**Task to carry out:** Please report every line in the entries that contains the string "likes".

Listed records Start Marker

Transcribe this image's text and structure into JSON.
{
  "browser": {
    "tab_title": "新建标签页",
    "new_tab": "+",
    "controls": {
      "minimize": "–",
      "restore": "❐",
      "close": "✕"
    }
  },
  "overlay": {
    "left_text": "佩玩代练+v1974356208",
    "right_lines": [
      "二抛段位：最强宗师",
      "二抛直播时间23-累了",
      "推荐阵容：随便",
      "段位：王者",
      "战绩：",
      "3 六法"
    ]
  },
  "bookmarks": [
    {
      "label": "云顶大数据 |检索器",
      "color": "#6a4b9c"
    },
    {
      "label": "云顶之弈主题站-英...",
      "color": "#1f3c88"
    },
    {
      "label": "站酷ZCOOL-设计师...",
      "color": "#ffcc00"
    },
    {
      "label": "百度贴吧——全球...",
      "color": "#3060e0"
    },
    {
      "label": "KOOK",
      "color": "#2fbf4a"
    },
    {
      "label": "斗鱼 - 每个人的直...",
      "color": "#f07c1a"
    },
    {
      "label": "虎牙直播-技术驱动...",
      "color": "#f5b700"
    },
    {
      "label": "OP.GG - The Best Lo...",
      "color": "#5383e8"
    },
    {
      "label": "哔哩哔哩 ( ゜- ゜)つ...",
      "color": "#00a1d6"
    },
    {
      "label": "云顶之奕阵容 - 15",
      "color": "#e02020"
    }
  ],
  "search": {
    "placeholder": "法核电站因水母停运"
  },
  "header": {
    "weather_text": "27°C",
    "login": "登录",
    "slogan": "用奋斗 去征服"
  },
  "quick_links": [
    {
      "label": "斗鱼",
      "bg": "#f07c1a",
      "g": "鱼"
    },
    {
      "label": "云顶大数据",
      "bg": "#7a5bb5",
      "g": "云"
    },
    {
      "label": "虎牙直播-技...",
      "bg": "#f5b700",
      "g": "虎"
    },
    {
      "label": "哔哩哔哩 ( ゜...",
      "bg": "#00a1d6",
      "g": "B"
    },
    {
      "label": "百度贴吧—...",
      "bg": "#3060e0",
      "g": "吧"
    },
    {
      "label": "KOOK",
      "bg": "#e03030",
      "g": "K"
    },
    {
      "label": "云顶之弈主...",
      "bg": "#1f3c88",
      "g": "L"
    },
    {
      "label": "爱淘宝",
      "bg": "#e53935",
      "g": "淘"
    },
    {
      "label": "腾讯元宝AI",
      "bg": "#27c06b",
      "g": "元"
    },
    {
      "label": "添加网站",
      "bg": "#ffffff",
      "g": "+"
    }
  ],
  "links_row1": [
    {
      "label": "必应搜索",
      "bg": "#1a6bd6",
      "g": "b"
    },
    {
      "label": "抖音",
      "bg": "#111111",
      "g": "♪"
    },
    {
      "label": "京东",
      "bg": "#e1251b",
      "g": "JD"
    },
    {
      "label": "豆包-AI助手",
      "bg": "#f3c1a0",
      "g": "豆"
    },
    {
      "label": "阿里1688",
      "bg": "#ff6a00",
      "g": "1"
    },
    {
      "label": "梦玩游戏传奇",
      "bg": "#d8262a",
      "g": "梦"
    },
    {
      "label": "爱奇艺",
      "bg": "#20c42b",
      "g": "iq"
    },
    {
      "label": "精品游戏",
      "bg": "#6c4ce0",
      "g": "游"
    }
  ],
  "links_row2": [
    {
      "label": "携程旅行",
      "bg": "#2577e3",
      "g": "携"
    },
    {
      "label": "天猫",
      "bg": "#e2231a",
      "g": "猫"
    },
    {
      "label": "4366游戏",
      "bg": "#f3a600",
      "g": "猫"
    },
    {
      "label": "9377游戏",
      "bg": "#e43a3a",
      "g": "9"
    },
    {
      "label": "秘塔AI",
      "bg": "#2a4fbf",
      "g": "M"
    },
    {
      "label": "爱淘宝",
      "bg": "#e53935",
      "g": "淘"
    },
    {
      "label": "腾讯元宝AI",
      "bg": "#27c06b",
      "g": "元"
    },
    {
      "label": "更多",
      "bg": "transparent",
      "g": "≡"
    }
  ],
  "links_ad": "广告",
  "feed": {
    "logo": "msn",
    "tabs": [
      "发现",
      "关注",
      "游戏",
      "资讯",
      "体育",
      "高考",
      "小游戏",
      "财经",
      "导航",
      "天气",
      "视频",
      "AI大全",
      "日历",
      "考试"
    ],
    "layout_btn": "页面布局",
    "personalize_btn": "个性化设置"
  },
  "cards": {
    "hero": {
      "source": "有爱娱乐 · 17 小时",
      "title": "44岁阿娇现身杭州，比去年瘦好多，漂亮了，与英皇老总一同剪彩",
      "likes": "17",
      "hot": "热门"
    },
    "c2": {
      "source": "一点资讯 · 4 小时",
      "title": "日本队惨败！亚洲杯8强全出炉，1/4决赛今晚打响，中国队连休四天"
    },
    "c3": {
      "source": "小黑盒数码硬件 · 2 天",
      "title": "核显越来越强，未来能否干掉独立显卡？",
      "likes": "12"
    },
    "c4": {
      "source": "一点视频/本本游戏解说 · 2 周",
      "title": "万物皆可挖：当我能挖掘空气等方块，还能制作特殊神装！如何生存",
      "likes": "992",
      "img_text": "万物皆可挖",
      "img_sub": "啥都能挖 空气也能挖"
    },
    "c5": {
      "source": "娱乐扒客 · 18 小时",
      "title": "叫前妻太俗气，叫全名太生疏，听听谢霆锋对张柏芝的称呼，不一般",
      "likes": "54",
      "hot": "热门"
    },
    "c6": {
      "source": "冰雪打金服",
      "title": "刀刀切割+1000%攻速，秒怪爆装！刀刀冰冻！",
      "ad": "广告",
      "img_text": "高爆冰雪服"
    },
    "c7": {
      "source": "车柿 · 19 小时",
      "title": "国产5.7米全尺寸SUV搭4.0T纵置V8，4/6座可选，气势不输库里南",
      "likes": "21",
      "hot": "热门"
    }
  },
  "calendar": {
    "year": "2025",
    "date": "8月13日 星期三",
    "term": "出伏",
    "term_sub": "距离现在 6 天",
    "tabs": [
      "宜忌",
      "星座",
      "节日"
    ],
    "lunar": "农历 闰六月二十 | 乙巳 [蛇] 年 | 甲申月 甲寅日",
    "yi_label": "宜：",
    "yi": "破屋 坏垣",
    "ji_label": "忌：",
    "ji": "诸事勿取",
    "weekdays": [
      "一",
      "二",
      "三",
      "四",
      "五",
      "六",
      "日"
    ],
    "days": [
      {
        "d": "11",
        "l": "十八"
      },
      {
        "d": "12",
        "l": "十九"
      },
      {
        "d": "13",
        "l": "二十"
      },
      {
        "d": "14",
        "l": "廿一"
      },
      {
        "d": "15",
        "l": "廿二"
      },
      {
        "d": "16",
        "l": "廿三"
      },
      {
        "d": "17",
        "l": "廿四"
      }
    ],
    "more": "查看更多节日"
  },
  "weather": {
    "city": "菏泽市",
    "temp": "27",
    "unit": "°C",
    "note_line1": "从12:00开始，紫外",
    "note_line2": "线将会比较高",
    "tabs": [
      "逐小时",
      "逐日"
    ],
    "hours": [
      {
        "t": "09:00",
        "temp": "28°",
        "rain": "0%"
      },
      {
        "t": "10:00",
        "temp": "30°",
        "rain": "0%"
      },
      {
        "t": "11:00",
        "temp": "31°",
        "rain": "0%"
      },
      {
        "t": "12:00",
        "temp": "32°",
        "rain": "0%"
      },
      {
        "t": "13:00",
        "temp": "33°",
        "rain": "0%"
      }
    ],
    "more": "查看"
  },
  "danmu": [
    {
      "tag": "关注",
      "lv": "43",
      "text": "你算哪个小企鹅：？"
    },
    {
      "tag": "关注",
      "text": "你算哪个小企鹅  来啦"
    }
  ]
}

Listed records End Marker

**Task response:**
      "likes": "17",
      "likes": "12"
      "likes": "992",
      "likes": "54",
      "likes": "21",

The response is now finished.